## TASK DETAILS
Going through the data below, copy out each line where the word "curTops" shows up.

## Records from a collection
★ ★ ★ ★ ★ ★ ★

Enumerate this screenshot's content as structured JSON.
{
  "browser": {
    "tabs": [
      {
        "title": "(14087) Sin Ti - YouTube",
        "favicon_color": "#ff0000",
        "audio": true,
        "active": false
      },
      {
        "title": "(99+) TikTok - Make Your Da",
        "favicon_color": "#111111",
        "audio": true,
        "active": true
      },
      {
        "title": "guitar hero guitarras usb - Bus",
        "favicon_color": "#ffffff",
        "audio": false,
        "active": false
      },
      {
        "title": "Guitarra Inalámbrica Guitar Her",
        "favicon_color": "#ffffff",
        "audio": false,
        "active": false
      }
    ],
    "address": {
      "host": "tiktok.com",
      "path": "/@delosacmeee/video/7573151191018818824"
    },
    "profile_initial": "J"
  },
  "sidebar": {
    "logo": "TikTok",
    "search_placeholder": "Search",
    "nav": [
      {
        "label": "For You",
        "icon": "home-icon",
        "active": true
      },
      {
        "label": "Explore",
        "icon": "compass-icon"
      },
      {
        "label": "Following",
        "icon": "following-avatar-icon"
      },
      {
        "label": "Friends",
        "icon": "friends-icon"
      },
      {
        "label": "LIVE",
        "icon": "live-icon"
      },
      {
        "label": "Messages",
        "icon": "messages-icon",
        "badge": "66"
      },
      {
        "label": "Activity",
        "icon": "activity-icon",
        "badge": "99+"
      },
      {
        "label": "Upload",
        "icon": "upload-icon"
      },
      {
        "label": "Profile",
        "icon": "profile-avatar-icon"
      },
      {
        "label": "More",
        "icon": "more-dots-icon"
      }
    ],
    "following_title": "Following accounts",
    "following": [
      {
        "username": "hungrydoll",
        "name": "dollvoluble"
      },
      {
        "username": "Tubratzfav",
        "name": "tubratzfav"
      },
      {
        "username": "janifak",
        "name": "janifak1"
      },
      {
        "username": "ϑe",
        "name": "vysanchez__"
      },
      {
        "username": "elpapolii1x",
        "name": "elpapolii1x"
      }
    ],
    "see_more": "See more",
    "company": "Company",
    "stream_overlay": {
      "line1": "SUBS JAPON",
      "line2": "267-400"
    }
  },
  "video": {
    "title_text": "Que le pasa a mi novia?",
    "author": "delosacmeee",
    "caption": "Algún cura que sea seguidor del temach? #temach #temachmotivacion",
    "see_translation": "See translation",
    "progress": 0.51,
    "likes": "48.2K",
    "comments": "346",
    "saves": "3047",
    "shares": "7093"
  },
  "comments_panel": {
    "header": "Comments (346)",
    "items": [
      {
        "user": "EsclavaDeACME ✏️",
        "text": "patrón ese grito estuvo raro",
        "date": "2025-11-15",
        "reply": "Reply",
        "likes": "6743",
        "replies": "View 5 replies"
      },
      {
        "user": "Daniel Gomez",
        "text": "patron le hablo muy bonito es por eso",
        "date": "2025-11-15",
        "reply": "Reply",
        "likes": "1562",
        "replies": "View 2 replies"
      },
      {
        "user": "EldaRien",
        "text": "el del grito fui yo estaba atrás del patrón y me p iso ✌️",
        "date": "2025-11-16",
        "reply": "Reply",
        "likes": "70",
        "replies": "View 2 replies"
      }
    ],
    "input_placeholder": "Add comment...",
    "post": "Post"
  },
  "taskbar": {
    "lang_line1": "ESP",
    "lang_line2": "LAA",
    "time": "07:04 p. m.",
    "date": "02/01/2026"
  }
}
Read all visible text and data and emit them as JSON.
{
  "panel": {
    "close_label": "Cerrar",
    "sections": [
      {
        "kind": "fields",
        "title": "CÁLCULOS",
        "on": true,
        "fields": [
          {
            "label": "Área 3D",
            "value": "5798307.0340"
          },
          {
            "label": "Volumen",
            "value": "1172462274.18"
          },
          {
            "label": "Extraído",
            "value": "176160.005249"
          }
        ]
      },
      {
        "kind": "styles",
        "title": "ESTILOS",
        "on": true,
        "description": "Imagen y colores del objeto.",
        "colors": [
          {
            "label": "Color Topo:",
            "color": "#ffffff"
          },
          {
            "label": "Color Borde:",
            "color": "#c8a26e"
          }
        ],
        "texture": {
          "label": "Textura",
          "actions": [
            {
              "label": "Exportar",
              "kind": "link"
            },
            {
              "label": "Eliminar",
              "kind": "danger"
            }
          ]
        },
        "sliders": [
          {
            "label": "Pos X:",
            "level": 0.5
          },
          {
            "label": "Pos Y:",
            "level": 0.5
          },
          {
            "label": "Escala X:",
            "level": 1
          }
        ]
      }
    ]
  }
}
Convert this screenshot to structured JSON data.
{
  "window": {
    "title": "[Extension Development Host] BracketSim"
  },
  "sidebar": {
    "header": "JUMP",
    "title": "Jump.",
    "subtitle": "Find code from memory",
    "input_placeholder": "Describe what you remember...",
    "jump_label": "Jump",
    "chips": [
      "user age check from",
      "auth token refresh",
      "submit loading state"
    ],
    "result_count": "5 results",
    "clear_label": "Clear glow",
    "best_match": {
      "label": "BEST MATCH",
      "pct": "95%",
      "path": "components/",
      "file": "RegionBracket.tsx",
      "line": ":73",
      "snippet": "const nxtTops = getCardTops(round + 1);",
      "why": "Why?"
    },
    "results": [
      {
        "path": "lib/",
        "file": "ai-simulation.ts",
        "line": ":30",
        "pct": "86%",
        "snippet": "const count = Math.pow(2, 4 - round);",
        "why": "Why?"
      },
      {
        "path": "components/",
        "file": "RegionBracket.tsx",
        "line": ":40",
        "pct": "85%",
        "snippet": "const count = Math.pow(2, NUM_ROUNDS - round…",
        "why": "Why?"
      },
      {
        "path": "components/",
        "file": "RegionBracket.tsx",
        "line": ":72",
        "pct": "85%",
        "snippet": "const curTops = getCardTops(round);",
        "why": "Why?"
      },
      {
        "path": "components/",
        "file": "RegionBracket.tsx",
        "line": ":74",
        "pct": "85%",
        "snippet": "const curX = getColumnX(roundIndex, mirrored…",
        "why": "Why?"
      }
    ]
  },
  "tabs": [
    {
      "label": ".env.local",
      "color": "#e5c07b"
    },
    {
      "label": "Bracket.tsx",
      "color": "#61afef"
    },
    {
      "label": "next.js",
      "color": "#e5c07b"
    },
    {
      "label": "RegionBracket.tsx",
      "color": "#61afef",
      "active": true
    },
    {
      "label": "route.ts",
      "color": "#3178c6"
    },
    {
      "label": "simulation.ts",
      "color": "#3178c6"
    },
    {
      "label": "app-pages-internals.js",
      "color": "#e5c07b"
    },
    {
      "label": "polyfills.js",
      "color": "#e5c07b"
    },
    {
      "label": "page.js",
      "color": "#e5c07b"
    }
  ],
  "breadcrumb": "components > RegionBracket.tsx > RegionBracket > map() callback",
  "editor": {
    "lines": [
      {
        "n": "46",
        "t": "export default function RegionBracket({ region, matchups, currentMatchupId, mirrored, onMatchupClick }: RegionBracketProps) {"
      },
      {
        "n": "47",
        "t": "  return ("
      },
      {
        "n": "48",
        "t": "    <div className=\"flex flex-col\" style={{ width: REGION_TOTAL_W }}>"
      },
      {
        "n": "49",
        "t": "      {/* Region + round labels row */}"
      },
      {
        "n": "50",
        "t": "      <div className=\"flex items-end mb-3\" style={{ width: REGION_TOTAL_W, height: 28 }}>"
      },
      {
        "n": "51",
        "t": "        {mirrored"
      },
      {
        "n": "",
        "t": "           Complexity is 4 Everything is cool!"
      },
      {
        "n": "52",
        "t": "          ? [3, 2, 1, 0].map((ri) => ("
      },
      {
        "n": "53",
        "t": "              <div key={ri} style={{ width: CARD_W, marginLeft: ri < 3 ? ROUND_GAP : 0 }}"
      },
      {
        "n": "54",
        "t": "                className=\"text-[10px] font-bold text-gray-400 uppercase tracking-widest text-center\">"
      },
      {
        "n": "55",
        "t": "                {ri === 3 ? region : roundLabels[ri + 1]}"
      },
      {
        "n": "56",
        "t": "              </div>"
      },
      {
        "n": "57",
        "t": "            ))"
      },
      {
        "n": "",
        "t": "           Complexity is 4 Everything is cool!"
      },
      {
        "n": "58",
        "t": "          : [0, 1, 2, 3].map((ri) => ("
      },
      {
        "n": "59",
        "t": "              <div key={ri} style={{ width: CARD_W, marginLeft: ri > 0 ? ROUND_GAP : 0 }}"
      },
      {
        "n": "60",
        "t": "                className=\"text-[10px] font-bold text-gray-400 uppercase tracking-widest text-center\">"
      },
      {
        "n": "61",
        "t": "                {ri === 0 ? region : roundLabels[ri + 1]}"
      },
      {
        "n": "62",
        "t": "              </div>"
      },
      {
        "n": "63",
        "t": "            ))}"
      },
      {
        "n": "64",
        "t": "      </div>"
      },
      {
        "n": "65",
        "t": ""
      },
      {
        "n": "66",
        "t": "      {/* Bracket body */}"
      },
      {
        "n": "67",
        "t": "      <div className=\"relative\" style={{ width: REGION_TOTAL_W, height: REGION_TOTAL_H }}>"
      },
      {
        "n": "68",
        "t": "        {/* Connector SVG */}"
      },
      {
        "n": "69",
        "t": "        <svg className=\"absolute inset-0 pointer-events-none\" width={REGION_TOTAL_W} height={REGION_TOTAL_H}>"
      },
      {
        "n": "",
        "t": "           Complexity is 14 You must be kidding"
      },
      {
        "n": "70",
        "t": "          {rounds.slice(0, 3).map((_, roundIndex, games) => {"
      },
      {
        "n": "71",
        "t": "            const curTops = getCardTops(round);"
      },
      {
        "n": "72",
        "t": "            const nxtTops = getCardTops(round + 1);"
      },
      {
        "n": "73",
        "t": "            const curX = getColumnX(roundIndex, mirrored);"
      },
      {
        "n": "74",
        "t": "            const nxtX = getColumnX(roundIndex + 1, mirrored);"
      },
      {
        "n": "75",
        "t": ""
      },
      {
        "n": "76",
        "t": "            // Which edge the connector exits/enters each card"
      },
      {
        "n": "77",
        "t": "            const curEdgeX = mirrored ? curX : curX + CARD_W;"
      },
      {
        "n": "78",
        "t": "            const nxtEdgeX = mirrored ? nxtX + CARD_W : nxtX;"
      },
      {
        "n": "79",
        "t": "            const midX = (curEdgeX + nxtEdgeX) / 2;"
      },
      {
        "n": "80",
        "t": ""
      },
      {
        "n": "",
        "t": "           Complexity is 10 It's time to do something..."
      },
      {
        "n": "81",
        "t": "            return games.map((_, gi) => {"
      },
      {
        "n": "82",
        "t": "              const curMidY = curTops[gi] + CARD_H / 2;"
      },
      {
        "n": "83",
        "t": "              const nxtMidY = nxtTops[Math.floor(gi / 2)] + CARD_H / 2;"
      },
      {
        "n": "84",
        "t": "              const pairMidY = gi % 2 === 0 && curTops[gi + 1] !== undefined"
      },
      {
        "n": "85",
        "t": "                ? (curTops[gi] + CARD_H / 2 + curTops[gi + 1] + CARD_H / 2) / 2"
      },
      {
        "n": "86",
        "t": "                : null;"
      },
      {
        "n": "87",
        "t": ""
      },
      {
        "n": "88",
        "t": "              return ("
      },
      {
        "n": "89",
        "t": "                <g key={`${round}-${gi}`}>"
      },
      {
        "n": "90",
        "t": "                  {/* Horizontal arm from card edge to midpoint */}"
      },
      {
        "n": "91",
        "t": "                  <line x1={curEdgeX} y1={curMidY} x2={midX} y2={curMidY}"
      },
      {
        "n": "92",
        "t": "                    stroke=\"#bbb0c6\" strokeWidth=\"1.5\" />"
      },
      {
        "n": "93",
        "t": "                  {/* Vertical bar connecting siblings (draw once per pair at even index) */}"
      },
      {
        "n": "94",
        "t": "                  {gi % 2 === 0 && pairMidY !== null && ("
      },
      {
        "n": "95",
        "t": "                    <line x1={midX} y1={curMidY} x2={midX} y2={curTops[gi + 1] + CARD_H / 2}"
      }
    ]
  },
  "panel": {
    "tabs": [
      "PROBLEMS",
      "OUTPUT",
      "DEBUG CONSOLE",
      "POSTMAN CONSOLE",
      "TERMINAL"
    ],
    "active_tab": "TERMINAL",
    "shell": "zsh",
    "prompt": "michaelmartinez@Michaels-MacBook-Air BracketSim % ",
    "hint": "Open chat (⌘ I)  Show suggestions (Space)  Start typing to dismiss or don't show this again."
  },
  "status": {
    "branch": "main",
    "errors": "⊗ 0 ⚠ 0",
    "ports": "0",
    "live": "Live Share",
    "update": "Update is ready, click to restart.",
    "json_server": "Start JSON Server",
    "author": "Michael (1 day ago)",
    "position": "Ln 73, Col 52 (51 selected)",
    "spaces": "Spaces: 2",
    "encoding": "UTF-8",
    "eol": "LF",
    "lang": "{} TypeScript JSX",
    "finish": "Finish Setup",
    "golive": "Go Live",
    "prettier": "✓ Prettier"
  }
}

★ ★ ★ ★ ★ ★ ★

## TASK RESPONSE
        "snippet": "const curTops = getCardTops(round);",
        "t": "            const curTops = getCardTops(round);"
        "t": "              const curMidY = curTops[gi] + CARD_H / 2;"
        "t": "              const pairMidY = gi % 2 === 0 && curTops[gi + 1] !== undefined"
        "t": "                ? (curTops[gi] + CARD_H / 2 + curTops[gi + 1] + CARD_H / 2) / 2"
        "t": "                    <line x1={midX} y1={curMidY} x2={midX} y2={curTops[gi + 1] + CARD_H / 2}"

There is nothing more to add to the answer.